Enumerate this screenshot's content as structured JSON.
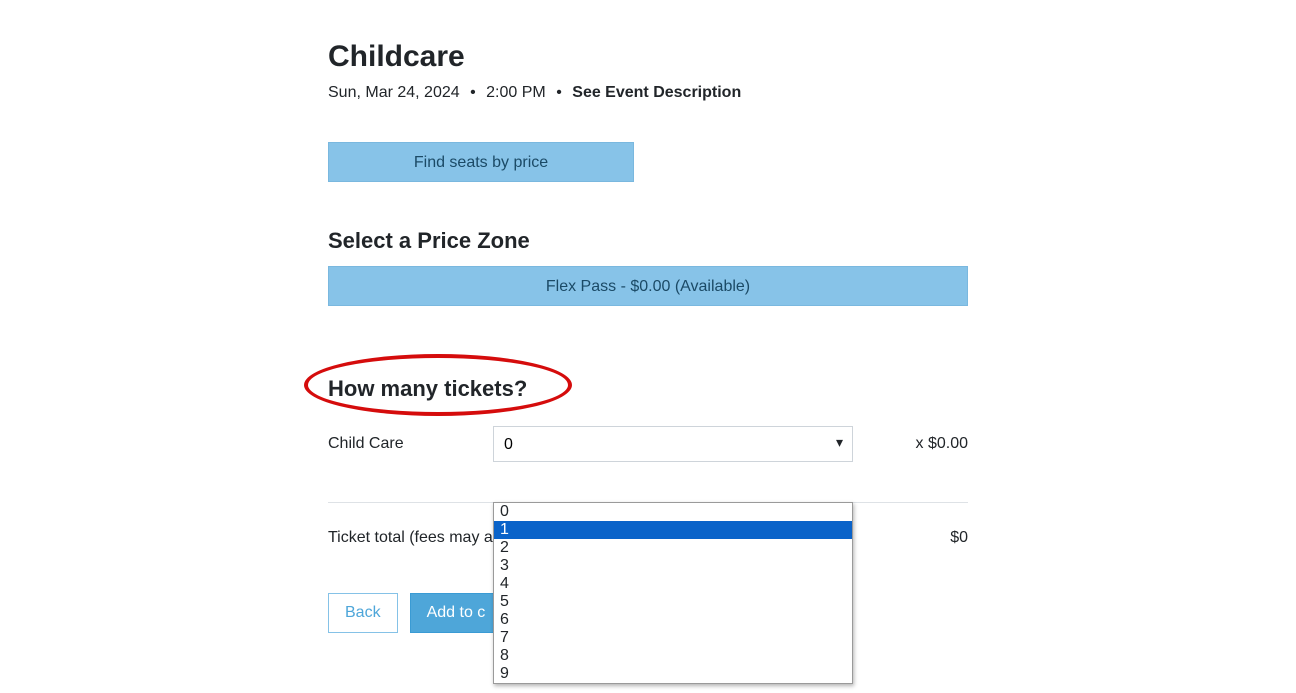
{
  "event": {
    "title": "Childcare",
    "date": "Sun, Mar 24, 2024",
    "time": "2:00 PM",
    "desc_link_label": "See Event Description"
  },
  "find_seats_label": "Find seats by price",
  "price_zone": {
    "heading": "Select a Price Zone",
    "option_label": "Flex Pass - $0.00 (Available)"
  },
  "ticket_section": {
    "heading": "How many tickets?",
    "row_label": "Child Care",
    "selected_qty": "0",
    "price_text": "x $0.00",
    "options": [
      "0",
      "1",
      "2",
      "3",
      "4",
      "5",
      "6",
      "7",
      "8",
      "9"
    ],
    "highlighted_index": 1
  },
  "total": {
    "label": "Ticket total (fees may a",
    "value": "$0"
  },
  "buttons": {
    "back": "Back",
    "add_to_cart": "Add to c"
  }
}
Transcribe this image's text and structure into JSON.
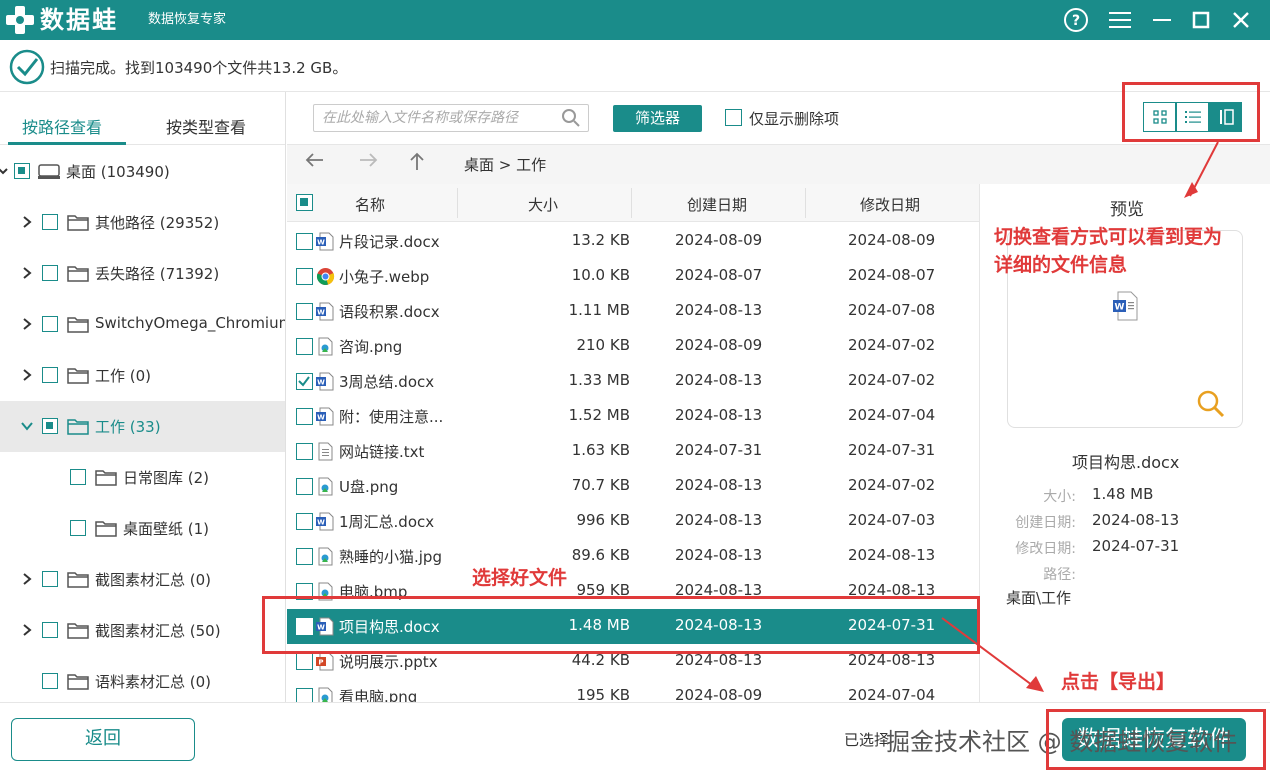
{
  "app": {
    "name": "数据蛙",
    "subtitle": "数据恢复专家"
  },
  "status": {
    "text": "扫描完成。找到103490个文件共13.2 GB。"
  },
  "left_tabs": [
    "按路径查看",
    "按类型查看"
  ],
  "tree": [
    {
      "label": "桌面 (103490)"
    },
    {
      "label": "其他路径 (29352)"
    },
    {
      "label": "丢失路径 (71392)"
    },
    {
      "label": "SwitchyOmega_Chromium"
    },
    {
      "label": "工作 (0)"
    },
    {
      "label": "工作 (33)"
    },
    {
      "label": "日常图库 (2)"
    },
    {
      "label": "桌面壁纸 (1)"
    },
    {
      "label": "截图素材汇总 (0)"
    },
    {
      "label": "截图素材汇总 (50)"
    },
    {
      "label": "语料素材汇总 (0)"
    }
  ],
  "toolbar": {
    "search_placeholder": "在此处输入文件名称或保存路径",
    "filter_label": "筛选器",
    "deleted_only_label": "仅显示删除项"
  },
  "breadcrumb": "桌面 > 工作",
  "columns": {
    "name": "名称",
    "size": "大小",
    "created": "创建日期",
    "modified": "修改日期"
  },
  "files": [
    {
      "name": "片段记录.docx",
      "size": "13.2 KB",
      "created": "2024-08-09",
      "modified": "2024-08-09",
      "type": "docx"
    },
    {
      "name": "小兔子.webp",
      "size": "10.0 KB",
      "created": "2024-08-07",
      "modified": "2024-08-07",
      "type": "webp"
    },
    {
      "name": "语段积累.docx",
      "size": "1.11 MB",
      "created": "2024-08-13",
      "modified": "2024-07-08",
      "type": "docx"
    },
    {
      "name": "咨询.png",
      "size": "210 KB",
      "created": "2024-08-09",
      "modified": "2024-07-02",
      "type": "image"
    },
    {
      "name": "3周总结.docx",
      "size": "1.33 MB",
      "created": "2024-08-13",
      "modified": "2024-07-02",
      "type": "docx",
      "checked": true
    },
    {
      "name": "附：使用注意...",
      "size": "1.52 MB",
      "created": "2024-08-13",
      "modified": "2024-07-04",
      "type": "docx"
    },
    {
      "name": "网站链接.txt",
      "size": "1.63 KB",
      "created": "2024-07-31",
      "modified": "2024-07-31",
      "type": "txt"
    },
    {
      "name": "U盘.png",
      "size": "70.7 KB",
      "created": "2024-08-13",
      "modified": "2024-07-02",
      "type": "image"
    },
    {
      "name": "1周汇总.docx",
      "size": "996 KB",
      "created": "2024-08-13",
      "modified": "2024-07-03",
      "type": "docx"
    },
    {
      "name": "熟睡的小猫.jpg",
      "size": "89.6 KB",
      "created": "2024-08-13",
      "modified": "2024-08-13",
      "type": "image"
    },
    {
      "name": "电脑.bmp",
      "size": "959 KB",
      "created": "2024-08-13",
      "modified": "2024-08-13",
      "type": "image"
    },
    {
      "name": "项目构思.docx",
      "size": "1.48 MB",
      "created": "2024-08-13",
      "modified": "2024-07-31",
      "type": "docx",
      "highlighted": true
    },
    {
      "name": "说明展示.pptx",
      "size": "44.2 KB",
      "created": "2024-08-13",
      "modified": "2024-08-13",
      "type": "pptx"
    },
    {
      "name": "看电脑.png",
      "size": "195 KB",
      "created": "2024-08-09",
      "modified": "2024-07-04",
      "type": "image"
    }
  ],
  "preview": {
    "title": "预览",
    "file_name": "项目构思.docx",
    "size_label": "大小:",
    "size": "1.48 MB",
    "created_label": "创建日期:",
    "created": "2024-08-13",
    "modified_label": "修改日期:",
    "modified": "2024-07-31",
    "path_label": "路径:",
    "path": "桌面\\工作"
  },
  "bottom": {
    "back_label": "返回",
    "selected_text": "已选择",
    "export_label": "数据蛙恢复软件",
    "watermark": "掘金技术社区 @ 数据蛙恢复软件"
  },
  "annotations": {
    "view_switch": "切换查看方式可以看到更为详细的文件信息",
    "select_file": "选择好文件",
    "click_export": "点击【导出】"
  },
  "colors": {
    "accent": "#1a8c8a",
    "annotation": "#e03a3a"
  }
}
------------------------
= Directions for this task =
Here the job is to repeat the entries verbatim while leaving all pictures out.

= Answer section =
Enumerate this screenshot's content as structured JSON.
{
  "event": {
    "title": "Childcare",
    "date": "Sun, Mar 24, 2024",
    "time": "2:00 PM",
    "desc_link_label": "See Event Description"
  },
  "find_seats_label": "Find seats by price",
  "price_zone": {
    "heading": "Select a Price Zone",
    "option_label": "Flex Pass - $0.00 (Available)"
  },
  "ticket_section": {
    "heading": "How many tickets?",
    "row_label": "Child Care",
    "selected_qty": "0",
    "price_text": "x $0.00",
    "options": [
      "0",
      "1",
      "2",
      "3",
      "4",
      "5",
      "6",
      "7",
      "8",
      "9"
    ],
    "highlighted_index": 1
  },
  "total": {
    "label": "Ticket total (fees may a",
    "value": "$0"
  },
  "buttons": {
    "back": "Back",
    "add_to_cart": "Add to c"
  }
}
Transcribe this image's text and structure into JSON.
{
  "app": {
    "name": "数据蛙",
    "subtitle": "数据恢复专家"
  },
  "status": {
    "text": "扫描完成。找到103490个文件共13.2 GB。"
  },
  "left_tabs": [
    "按路径查看",
    "按类型查看"
  ],
  "tree": [
    {
      "label": "桌面 (103490)"
    },
    {
      "label": "其他路径 (29352)"
    },
    {
      "label": "丢失路径 (71392)"
    },
    {
      "label": "SwitchyOmega_Chromium"
    },
    {
      "label": "工作 (0)"
    },
    {
      "label": "工作 (33)"
    },
    {
      "label": "日常图库 (2)"
    },
    {
      "label": "桌面壁纸 (1)"
    },
    {
      "label": "截图素材汇总 (0)"
    },
    {
      "label": "截图素材汇总 (50)"
    },
    {
      "label": "语料素材汇总 (0)"
    }
  ],
  "toolbar": {
    "search_placeholder": "在此处输入文件名称或保存路径",
    "filter_label": "筛选器",
    "deleted_only_label": "仅显示删除项"
  },
  "breadcrumb": "桌面 > 工作",
  "columns": {
    "name": "名称",
    "size": "大小",
    "created": "创建日期",
    "modified": "修改日期"
  },
  "files": [
    {
      "name": "片段记录.docx",
      "size": "13.2 KB",
      "created": "2024-08-09",
      "modified": "2024-08-09",
      "type": "docx"
    },
    {
      "name": "小兔子.webp",
      "size": "10.0 KB",
      "created": "2024-08-07",
      "modified": "2024-08-07",
      "type": "webp"
    },
    {
      "name": "语段积累.docx",
      "size": "1.11 MB",
      "created": "2024-08-13",
      "modified": "2024-07-08",
      "type": "docx"
    },
    {
      "name": "咨询.png",
      "size": "210 KB",
      "created": "2024-08-09",
      "modified": "2024-07-02",
      "type": "image"
    },
    {
      "name": "3周总结.docx",
      "size": "1.33 MB",
      "created": "2024-08-13",
      "modified": "2024-07-02",
      "type": "docx",
      "checked": true
    },
    {
      "name": "附：使用注意...",
      "size": "1.52 MB",
      "created": "2024-08-13",
      "modified": "2024-07-04",
      "type": "docx"
    },
    {
      "name": "网站链接.txt",
      "size": "1.63 KB",
      "created": "2024-07-31",
      "modified": "2024-07-31",
      "type": "txt"
    },
    {
      "name": "U盘.png",
      "size": "70.7 KB",
      "created": "2024-08-13",
      "modified": "2024-07-02",
      "type": "image"
    },
    {
      "name": "1周汇总.docx",
      "size": "996 KB",
      "created": "2024-08-13",
      "modified": "2024-07-03",
      "type": "docx"
    },
    {
      "name": "熟睡的小猫.jpg",
      "size": "89.6 KB",
      "created": "2024-08-13",
      "modified": "2024-08-13",
      "type": "image"
    },
    {
      "name": "电脑.bmp",
      "size": "959 KB",
      "created": "2024-08-13",
      "modified": "2024-08-13",
      "type": "image"
    },
    {
      "name": "项目构思.docx",
      "size": "1.48 MB",
      "created": "2024-08-13",
      "modified": "2024-07-31",
      "type": "docx",
      "highlighted": true
    },
    {
      "name": "说明展示.pptx",
      "size": "44.2 KB",
      "created": "2024-08-13",
      "modified": "2024-08-13",
      "type": "pptx"
    },
    {
      "name": "看电脑.png",
      "size": "195 KB",
      "created": "2024-08-09",
      "modified": "2024-07-04",
      "type": "image"
    }
  ],
  "preview": {
    "title": "预览",
    "file_name": "项目构思.docx",
    "size_label": "大小:",
    "size": "1.48 MB",
    "created_label": "创建日期:",
    "created": "2024-08-13",
    "modified_label": "修改日期:",
    "modified": "2024-07-31",
    "path_label": "路径:",
    "path": "桌面\\工作"
  },
  "bottom": {
    "back_label": "返回",
    "selected_text": "已选择",
    "export_label": "数据蛙恢复软件",
    "watermark": "掘金技术社区 @ 数据蛙恢复软件"
  },
  "annotations": {
    "view_switch": "切换查看方式可以看到更为详细的文件信息",
    "select_file": "选择好文件",
    "click_export": "点击【导出】"
  },
  "colors": {
    "accent": "#1a8c8a",
    "annotation": "#e03a3a"
  }
}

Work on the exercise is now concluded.